Tag Archives: Carolina Rig

Reins Slip Sinker – Review

It’s no secret that fishing soft plastics is a great way to catch bass, and many of my soft plastic tackle setups include a Reins slip sinker. Whether I’m throwing a Texas rig, Carolina Rig or flipping, the Reins slip sinker in tungsten is on the line.

Black Reins slip sinker in 3/8 oz on a ribbontail worm with 4/0 Owner worm hook caught this 20" largemouth bass.
Black Reins slip sinker in 3/8 oz on a ribbontail worm with 4/0 Owner worm hook caught this 20″ largemouth bass.

Why do I prefer to use a Reins slip sinker?

The way their slip sinkers are constructed makes them the smallest profile available for their given weight, which helps them navigate through cover more easily. With a 95% tungsten and 5% nickel alloy, they are the among the most dense weights available.

As someone who fishes an exceptional amount of Texas rig, having a Reins slip sinker means the weight won’t fray or weaken my line. Many lower priced weights don’t have a protective insert like Reins does, which can cause a deterioration of your line as you fish.

It sounds a bit silly, but I really like the coating on the exterior of the Reins slip sinker. The colors (black and green pumpkin) are in a matte finish and is hard as nails. Some companies have coatings that will chip or are shiny – I prefer the more consistent natural look of Reins.

Reins slip sinkers are available from 1/16 to 2.5 oz sinkers, so they have the right size no matter what you are looking for.

For more info on Reins, visit the Reins website, Facebook page, or watch this video below from JT Kenny about why he chooses Reins slip sinkers.

 

Carolina Rigging for Trout in Arkansas

Rainbow Trout Caught on Carolina Rig at Lake Atalanta, Rogers Arkansas
Arkansas lake Rainbow Trout.

Fishing in Arkansas during January can be a hit or miss situation with the weather. One day it could be mild and in the 50s and the next day you may encounter sleet and ice and below freezing temperatures. One thing that you can count on is lake water temps dropping well into the low 40s and even the high 30s in some small lakes.

This is a great time of year to do some trout fishing in Northwest Arkansas, either in the White River tailwaters of Beaver or Table Rock lake or in some select clear water lakes in the area like Lake Atalanta in Rogers.

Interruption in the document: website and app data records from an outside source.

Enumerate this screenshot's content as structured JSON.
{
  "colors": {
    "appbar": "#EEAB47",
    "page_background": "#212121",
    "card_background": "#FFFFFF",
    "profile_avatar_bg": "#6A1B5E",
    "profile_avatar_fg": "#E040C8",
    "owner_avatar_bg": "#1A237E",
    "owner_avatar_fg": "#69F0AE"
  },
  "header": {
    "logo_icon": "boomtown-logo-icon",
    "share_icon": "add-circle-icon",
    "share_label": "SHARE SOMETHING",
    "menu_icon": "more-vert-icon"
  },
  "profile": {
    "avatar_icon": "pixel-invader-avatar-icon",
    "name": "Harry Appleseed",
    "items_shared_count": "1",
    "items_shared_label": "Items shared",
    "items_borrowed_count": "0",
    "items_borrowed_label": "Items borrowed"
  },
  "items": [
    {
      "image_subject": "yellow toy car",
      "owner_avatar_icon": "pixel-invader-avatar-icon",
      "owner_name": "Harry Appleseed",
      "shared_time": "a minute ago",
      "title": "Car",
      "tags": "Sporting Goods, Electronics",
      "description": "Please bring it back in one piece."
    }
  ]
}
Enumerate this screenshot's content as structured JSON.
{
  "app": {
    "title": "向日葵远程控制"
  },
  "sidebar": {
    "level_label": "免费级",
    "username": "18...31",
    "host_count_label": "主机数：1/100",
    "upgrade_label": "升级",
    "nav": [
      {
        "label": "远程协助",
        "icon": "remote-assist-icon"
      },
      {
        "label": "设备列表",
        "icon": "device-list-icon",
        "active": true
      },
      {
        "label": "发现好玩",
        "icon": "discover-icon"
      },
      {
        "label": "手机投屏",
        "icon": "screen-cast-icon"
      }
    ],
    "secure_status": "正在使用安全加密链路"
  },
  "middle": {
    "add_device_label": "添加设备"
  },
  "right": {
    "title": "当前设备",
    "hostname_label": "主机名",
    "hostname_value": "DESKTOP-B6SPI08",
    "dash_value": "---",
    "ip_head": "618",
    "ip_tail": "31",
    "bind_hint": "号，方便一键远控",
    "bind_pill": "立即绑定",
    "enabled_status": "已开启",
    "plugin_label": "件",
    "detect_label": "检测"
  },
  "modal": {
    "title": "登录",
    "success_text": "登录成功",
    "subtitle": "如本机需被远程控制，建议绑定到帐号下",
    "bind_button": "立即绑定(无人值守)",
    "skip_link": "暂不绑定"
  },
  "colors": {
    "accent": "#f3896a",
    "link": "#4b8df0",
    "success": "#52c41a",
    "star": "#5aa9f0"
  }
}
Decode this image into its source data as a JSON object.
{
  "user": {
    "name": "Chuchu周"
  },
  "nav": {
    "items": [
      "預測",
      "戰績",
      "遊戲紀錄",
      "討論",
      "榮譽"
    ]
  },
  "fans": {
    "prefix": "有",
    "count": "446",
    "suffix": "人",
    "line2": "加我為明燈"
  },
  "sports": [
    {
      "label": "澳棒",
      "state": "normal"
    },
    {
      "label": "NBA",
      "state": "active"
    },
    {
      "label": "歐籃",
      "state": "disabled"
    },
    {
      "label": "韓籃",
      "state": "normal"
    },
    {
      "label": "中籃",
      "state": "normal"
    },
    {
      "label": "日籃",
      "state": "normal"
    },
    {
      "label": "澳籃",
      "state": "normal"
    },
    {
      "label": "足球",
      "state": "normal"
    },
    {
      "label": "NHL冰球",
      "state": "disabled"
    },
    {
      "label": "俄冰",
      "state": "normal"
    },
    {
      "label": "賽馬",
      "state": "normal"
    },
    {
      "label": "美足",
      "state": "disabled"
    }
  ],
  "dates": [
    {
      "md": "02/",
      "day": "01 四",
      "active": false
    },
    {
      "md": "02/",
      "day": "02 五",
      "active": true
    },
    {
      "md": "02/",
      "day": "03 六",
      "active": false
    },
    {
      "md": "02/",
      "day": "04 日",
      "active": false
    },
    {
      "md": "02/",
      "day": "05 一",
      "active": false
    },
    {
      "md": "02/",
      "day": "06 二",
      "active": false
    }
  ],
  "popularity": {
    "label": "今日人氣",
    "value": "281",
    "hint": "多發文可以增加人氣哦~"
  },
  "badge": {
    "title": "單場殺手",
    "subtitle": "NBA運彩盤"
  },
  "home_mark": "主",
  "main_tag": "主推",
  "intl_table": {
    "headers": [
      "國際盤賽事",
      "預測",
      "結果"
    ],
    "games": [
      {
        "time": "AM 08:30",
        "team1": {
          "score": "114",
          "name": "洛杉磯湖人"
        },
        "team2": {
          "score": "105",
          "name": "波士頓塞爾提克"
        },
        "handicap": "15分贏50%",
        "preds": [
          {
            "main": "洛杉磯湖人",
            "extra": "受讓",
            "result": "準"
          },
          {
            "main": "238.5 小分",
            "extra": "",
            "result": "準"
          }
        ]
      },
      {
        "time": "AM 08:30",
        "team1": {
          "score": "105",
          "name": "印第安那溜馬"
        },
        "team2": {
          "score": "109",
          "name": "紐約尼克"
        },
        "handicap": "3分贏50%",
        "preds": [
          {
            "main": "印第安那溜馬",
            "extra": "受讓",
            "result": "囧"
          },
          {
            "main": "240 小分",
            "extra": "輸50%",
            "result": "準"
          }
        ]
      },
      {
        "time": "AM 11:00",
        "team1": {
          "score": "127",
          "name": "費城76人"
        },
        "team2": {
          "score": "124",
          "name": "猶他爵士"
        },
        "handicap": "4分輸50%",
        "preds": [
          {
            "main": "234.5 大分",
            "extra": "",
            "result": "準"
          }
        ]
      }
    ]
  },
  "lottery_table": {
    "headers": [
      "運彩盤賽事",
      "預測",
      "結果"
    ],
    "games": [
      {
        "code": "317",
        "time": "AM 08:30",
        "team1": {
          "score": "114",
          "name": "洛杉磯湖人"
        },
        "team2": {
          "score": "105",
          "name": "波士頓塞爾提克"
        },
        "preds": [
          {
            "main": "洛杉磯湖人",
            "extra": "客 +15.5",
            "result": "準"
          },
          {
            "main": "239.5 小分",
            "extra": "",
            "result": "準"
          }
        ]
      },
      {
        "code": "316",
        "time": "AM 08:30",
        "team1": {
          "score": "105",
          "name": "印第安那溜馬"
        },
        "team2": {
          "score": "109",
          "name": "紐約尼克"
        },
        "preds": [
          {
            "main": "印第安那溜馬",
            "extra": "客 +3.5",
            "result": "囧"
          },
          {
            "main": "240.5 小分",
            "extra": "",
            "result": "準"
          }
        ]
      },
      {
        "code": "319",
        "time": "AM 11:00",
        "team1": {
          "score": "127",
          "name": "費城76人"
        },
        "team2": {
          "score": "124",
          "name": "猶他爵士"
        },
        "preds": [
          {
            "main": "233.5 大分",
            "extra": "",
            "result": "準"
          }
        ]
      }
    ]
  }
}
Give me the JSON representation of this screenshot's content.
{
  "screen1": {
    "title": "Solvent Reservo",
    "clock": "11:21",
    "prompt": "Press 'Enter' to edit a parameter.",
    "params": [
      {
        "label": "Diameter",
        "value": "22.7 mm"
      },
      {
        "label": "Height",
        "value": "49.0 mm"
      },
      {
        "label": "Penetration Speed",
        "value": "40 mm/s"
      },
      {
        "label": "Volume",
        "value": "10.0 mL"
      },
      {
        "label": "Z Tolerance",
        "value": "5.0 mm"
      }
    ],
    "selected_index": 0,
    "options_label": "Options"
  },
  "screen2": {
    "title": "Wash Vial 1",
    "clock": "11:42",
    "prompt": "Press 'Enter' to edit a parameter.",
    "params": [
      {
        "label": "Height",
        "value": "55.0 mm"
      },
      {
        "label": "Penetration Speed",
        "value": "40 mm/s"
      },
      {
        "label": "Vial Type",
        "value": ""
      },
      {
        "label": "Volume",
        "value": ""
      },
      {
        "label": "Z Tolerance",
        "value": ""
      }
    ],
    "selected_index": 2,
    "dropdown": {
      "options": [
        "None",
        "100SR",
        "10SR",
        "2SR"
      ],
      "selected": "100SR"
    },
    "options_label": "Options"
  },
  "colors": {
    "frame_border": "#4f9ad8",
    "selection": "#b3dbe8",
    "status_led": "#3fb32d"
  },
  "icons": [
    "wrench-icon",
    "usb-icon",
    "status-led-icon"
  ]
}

As primarily a bass fisherman I don’t own a fly rod, but you can use some bass techniques for some easy trout fishing. One of these techniques is to fish Carolina-style, but with a different and more finesse setup.

Owner Fishing Hooks - Mosquito size 8 Model 5177-031
Use size 8 or 6 hook.

One of the keys to making this work is to have a good quality sharp hook in the appropriate size. When using an egg-style floating bait, I’d select an Owner Mosquito Hook in size 8, or size 6 if you prefer. These Owner hooks are reliable and needle-sharp which is critical in a situation like this. They also have very small barbs that are easily pinched down depending on the waters you fish. If your local tackle store doesn’t carry these, you can find Owner Hooks on Tackle Warehouse.

Simply set up your rig by using a lightweight spinning rod and Shimano reel and attach a small swivel to a 4lb (try P-Line) leader with a small bullet weight and glass bead on the main line. Tie your Owner Mosquito hook to your leader, making it anywhere from 1 to 3 feet depending on water depth. Apply your floating bait egg

Close up of Owner hook in Rainbow Trout Caught on Carolina Rig at Lake Atalanta, Rogers Arkansas
The Owner Mosquito Hook in size 8 is the perfect small size for trout, but is needle sharp for a nice hookset.

on the hook, adjusting so just the tip of the hook is showing.

To fish it, simply toss it upstream in a current allowing it to then slowly bounce along back to you, taking up slack as it goes. This is a great system for fishing ponds or lakes with trout because you can either cast it out and leave it until you get a bite, or periodically move it a bit. The floating bait will look like a natural snack for the trout. Once you get a bite, the sharp Owner hook doesn’t require a strong hookset.

Give this technique a try the next time you want to try some trout fishing on a cold day. It’s an easy transition for a bass fisherman to find some success with trout.